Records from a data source
▶
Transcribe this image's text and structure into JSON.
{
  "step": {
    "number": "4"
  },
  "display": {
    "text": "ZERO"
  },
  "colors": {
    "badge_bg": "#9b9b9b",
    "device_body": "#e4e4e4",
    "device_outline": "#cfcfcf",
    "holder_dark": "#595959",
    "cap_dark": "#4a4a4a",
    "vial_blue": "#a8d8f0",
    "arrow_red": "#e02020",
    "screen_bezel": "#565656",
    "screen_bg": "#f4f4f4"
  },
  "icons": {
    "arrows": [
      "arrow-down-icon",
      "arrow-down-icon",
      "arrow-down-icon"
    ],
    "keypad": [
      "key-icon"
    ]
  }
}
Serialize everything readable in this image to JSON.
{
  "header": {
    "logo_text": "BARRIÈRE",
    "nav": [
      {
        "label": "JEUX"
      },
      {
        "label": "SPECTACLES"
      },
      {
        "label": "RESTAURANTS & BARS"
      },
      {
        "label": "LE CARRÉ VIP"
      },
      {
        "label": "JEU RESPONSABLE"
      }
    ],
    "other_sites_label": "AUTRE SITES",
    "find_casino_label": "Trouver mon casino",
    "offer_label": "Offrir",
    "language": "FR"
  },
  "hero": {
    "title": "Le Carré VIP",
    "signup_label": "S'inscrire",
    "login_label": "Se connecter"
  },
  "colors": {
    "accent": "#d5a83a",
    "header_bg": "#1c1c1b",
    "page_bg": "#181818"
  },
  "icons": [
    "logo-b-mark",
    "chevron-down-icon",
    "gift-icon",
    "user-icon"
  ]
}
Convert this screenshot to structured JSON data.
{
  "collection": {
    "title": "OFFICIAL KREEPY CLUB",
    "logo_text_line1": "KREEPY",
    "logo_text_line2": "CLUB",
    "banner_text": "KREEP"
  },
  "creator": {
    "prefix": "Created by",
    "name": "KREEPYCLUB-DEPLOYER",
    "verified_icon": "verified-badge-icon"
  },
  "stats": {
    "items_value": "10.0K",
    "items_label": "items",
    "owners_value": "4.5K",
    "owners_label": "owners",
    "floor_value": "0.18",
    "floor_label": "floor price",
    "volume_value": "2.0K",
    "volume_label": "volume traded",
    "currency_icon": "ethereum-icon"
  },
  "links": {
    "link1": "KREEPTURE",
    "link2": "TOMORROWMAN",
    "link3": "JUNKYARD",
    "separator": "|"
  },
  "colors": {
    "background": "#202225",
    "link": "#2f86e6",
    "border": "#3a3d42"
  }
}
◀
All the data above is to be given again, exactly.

Answer area >>
Transcribe this image's text and structure into JSON.
{
  "step": {
    "number": "4"
  },
  "display": {
    "text": "ZERO"
  },
  "colors": {
    "badge_bg": "#9b9b9b",
    "device_body": "#e4e4e4",
    "device_outline": "#cfcfcf",
    "holder_dark": "#595959",
    "cap_dark": "#4a4a4a",
    "vial_blue": "#a8d8f0",
    "arrow_red": "#e02020",
    "screen_bezel": "#565656",
    "screen_bg": "#f4f4f4"
  },
  "icons": {
    "arrows": [
      "arrow-down-icon",
      "arrow-down-icon",
      "arrow-down-icon"
    ],
    "keypad": [
      "key-icon"
    ]
  }
}
Serialize everything readable in this image to JSON.
{
  "header": {
    "logo_text": "BARRIÈRE",
    "nav": [
      {
        "label": "JEUX"
      },
      {
        "label": "SPECTACLES"
      },
      {
        "label": "RESTAURANTS & BARS"
      },
      {
        "label": "LE CARRÉ VIP"
      },
      {
        "label": "JEU RESPONSABLE"
      }
    ],
    "other_sites_label": "AUTRE SITES",
    "find_casino_label": "Trouver mon casino",
    "offer_label": "Offrir",
    "language": "FR"
  },
  "hero": {
    "title": "Le Carré VIP",
    "signup_label": "S'inscrire",
    "login_label": "Se connecter"
  },
  "colors": {
    "accent": "#d5a83a",
    "header_bg": "#1c1c1b",
    "page_bg": "#181818"
  },
  "icons": [
    "logo-b-mark",
    "chevron-down-icon",
    "gift-icon",
    "user-icon"
  ]
}
Convert this screenshot to structured JSON data.
{
  "collection": {
    "title": "OFFICIAL KREEPY CLUB",
    "logo_text_line1": "KREEPY",
    "logo_text_line2": "CLUB",
    "banner_text": "KREEP"
  },
  "creator": {
    "prefix": "Created by",
    "name": "KREEPYCLUB-DEPLOYER",
    "verified_icon": "verified-badge-icon"
  },
  "stats": {
    "items_value": "10.0K",
    "items_label": "items",
    "owners_value": "4.5K",
    "owners_label": "owners",
    "floor_value": "0.18",
    "floor_label": "floor price",
    "volume_value": "2.0K",
    "volume_label": "volume traded",
    "currency_icon": "ethereum-icon"
  },
  "links": {
    "link1": "KREEPTURE",
    "link2": "TOMORROWMAN",
    "link3": "JUNKYARD",
    "separator": "|"
  },
  "colors": {
    "background": "#202225",
    "link": "#2f86e6",
    "border": "#3a3d42"
  }
}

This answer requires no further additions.